Ethical hackers are a group of cybersecurity professionals tasked with finding security vulnerabilities in organizations and companies. They are authorized to access unauthorized information in computer systems or applications. Ethical hackers, also known as “white hats," use the same type of strategies and processes malicious hackers utilize in order to help improve the organization's security measures.
Ethical hackers perform risk assessments and technical activities to find gaps in computer systems or firewalls where sensitive information lives. Their goal is to report any vulnerabilities and provide remediation advice before malicious attacks occur.
Types of hackers
Not all hackers are the same, and not all hackers follow the same protocols and ethical guidelines. There are generally three types of hackers.
- Unauthorized hackers. Also known as “black hats," unauthorized hackers are malicious in intent. They use their technical skills to take over computer systems and steal sensitive data. Unauthorized hackers will stop at nothing to gain the information they desire.
- Authorized hackers. Also known as “white hats” and ethical hackers, authorized hackers have a set of guidelines and permissions they must follow. They are usually hired by companies to find shortcomings in computer systems before any malicious attacks can occur.
- Grey hat hackers. “Grey hat” hackers are a mix of both authorized and unauthorized hackers. Their primary goal is to exploit vulnerabilities in company systems to spread public awareness of the issues. “Grey hats” may instead share the weak points in security with just the company and not spread the news to the public. And while they don’t share sensitive information with the public, they don’t always follow permissions or a code of ethics when breaking into these systems.
Ethical hacking vs. malicious attacks
While both ethical and unauthorized hackers have the skills and knowledge to pass through security vulnerabilities, there are some key differences between the two.
- Hired and authorized by companies or organizations to find any vulnerabilities in a system
- Use a code of ethics and guidelines when testing systems. They do not share any sensitive data with anyone other than their clients.
- Run multiple tests on systems to mirror real-world hackers.
- Are not hired and authorized by a company or organization.
- No guidelines are followed. They will do whatever they can to breach security. Often using private data for monetary gain.
- Do not care about a company’s vulnerabilities and will not share weak points with anyone.
Related: To pay or not to pay for stolen data
Ethical hacker limitations
There are a variety of limitations ethical hackers face when hired by a company or organization. Often, they do not have full knowledge of the industry they are trying to break into because multiple different industries can hire them. Usually, unauthorized hackers are specialized in the sectors they are hacking which may make it easier to sweep a system. Ethical hackers need to think as an unauthorized hacker would, mimic their moves and utilize the same tools and programs, all while trying to stay within the limits they have been given.
In order to keep from servers crashing, companies will often put limits on how far the authorized hacker can go. They have a timeline and budget to consider as well. These are all things an unauthorized hacker does not need to take into account.
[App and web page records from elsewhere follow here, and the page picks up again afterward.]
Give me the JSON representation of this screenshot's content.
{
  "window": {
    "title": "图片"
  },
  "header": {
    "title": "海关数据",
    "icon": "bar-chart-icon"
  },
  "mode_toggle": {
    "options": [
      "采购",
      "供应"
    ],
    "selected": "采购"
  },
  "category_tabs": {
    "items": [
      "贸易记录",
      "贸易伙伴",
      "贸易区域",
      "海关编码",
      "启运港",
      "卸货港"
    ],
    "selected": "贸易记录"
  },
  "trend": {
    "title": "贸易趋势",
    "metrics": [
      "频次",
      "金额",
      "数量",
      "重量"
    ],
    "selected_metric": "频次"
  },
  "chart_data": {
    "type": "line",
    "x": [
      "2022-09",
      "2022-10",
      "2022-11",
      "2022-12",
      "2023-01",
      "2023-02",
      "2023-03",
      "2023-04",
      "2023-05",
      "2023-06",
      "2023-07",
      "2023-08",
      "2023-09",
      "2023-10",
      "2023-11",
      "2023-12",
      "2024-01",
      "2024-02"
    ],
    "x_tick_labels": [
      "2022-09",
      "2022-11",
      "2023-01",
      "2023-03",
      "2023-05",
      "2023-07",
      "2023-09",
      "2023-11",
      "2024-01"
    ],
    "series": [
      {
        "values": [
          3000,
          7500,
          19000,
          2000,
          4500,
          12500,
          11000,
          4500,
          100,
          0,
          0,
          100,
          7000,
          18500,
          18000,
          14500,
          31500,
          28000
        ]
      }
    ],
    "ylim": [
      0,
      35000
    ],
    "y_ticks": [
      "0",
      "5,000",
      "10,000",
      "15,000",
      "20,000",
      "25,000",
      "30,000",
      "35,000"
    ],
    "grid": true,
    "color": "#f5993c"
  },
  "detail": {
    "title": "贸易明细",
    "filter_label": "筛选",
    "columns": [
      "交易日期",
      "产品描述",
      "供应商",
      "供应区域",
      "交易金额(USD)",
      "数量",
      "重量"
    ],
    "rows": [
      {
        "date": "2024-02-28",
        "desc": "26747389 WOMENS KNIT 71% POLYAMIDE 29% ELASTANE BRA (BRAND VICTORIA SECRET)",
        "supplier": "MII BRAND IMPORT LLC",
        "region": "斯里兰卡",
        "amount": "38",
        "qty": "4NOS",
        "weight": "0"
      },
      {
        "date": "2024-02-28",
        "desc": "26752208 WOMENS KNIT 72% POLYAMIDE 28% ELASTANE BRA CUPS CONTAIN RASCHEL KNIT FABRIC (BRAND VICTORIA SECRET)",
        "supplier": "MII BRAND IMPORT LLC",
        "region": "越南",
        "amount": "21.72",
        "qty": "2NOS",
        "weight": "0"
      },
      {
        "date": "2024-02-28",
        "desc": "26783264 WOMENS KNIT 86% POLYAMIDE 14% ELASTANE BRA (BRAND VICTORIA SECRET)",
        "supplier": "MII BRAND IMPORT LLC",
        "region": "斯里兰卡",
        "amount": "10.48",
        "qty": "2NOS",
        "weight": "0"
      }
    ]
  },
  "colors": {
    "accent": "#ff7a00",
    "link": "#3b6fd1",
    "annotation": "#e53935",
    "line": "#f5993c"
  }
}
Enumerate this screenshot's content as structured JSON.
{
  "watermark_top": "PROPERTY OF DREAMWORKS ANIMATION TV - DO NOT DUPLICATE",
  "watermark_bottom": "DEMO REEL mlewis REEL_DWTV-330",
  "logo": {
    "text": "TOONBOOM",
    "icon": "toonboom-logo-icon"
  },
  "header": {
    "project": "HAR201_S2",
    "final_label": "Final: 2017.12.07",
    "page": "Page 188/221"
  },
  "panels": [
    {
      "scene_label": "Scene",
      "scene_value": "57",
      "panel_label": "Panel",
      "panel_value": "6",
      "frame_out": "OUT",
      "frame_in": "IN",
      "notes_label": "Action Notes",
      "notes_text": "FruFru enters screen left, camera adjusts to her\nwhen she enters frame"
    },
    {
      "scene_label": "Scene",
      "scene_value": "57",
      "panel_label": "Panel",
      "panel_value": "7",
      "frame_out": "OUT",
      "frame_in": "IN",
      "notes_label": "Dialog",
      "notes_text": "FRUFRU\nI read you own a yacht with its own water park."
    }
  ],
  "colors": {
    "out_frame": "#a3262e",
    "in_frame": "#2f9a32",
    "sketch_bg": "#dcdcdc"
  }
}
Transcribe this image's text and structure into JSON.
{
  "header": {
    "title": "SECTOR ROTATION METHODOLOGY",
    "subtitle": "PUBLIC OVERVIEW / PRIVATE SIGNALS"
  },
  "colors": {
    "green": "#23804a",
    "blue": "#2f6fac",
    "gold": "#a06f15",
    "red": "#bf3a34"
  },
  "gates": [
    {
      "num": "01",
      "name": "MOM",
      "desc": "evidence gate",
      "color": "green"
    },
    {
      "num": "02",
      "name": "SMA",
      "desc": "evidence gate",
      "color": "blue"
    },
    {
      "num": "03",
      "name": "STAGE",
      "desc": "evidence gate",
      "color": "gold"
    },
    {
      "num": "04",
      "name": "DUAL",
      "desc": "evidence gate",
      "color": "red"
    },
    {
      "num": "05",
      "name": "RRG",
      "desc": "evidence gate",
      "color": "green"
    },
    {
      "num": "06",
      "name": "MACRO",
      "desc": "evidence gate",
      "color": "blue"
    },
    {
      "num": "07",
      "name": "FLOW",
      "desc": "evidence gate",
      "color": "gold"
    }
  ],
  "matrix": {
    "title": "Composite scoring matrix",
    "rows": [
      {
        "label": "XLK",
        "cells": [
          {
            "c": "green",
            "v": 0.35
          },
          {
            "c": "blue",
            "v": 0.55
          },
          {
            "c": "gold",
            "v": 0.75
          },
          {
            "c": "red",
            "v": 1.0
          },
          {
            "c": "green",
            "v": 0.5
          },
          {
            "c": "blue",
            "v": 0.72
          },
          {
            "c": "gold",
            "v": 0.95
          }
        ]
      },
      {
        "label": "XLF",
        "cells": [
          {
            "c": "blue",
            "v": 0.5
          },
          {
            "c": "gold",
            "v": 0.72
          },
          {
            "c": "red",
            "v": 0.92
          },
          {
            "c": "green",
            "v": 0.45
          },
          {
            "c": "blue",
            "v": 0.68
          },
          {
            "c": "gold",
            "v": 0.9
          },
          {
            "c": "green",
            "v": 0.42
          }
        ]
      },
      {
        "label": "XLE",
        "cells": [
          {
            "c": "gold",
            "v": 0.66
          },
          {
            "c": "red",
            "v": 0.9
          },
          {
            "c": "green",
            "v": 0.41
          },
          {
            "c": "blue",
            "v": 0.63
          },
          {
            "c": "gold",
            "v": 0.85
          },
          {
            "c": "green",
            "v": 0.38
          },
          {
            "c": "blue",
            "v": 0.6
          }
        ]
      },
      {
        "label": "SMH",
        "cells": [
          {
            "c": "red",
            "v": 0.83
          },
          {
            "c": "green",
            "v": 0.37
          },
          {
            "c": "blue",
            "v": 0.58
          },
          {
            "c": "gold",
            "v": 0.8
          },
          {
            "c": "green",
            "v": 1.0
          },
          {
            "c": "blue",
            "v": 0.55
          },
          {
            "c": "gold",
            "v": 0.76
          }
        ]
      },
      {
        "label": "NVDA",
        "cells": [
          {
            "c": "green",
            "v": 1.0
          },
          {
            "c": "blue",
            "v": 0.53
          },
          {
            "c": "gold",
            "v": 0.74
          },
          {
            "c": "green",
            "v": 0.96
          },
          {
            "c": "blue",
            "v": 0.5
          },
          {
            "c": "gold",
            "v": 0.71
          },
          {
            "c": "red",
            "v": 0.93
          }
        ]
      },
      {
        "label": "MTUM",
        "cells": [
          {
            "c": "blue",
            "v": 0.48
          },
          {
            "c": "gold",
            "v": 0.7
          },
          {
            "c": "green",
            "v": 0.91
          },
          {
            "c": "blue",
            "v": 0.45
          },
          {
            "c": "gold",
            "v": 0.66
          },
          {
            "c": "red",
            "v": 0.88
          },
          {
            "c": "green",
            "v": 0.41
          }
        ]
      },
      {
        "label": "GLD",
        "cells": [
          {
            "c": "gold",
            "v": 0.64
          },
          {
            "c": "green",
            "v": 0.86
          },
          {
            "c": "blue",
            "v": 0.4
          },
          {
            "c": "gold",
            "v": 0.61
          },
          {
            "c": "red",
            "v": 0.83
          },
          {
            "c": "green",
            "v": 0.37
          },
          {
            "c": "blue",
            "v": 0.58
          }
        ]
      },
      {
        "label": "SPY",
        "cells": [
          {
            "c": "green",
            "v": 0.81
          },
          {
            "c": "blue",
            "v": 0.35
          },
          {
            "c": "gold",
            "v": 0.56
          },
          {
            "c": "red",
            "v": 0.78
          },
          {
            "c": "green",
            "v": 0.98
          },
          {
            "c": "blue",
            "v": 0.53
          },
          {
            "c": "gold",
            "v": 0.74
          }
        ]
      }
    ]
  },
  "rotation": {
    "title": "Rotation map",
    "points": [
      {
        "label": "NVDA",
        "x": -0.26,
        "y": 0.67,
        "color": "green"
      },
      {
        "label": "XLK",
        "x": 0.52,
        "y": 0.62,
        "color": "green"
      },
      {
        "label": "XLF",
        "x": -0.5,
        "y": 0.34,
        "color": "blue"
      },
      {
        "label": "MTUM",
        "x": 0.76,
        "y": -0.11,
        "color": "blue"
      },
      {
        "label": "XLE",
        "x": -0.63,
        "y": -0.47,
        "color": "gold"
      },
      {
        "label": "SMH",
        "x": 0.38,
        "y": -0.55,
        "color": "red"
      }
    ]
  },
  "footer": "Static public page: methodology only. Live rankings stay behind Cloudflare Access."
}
Unethical hackers are a financial and data risk for companies all over the globe. With Paubox you can send HIPAA compliant emails and stop security threats with one end-to-end solution. Paubox blocks incoming phishing emails and other threats leaving you worry free. Our HITRUST CSF certified software integrates with Google Workspace, Microsoft 365 and Microsoft Exchange seamlessly to allow you to send sensitive subject emails without worrying about malicious attacks.
How Paubox Can Help
In the healthcare industry, the importance of cybersecurity cannot be overstated. With sensitive patient information at risk, it's essential to take all necessary precautions to protect against potential threats. Understanding the different types of hackers, including gray hat hackers, can help healthcare professionals make informed decisions about how to best secure their systems and protect their patients.
One way to mitigate these risks is by implementing strong security measures and staying up to date on the latest cybersecurity threats.
One such solution is Paubox, the leading provider of email encryption and secure messaging solutions for the healthcare industry. With Paubox, healthcare organizations can securely send and receive sensitive information, ensuring their patients' data privacy and security.
Using Paubox, healthcare organizations can protect themselves and their patients from the potential risks of gray hat hacking and other cybersecurity threats.
So if you want to improve your healthcare organization's security, implement Paubox to protect your sensitive data and keep your patients' information safe.
Today, being vigilant in your cyber security efforts is more critical than ever. And Paubox is a valuable tool in helping you do just that.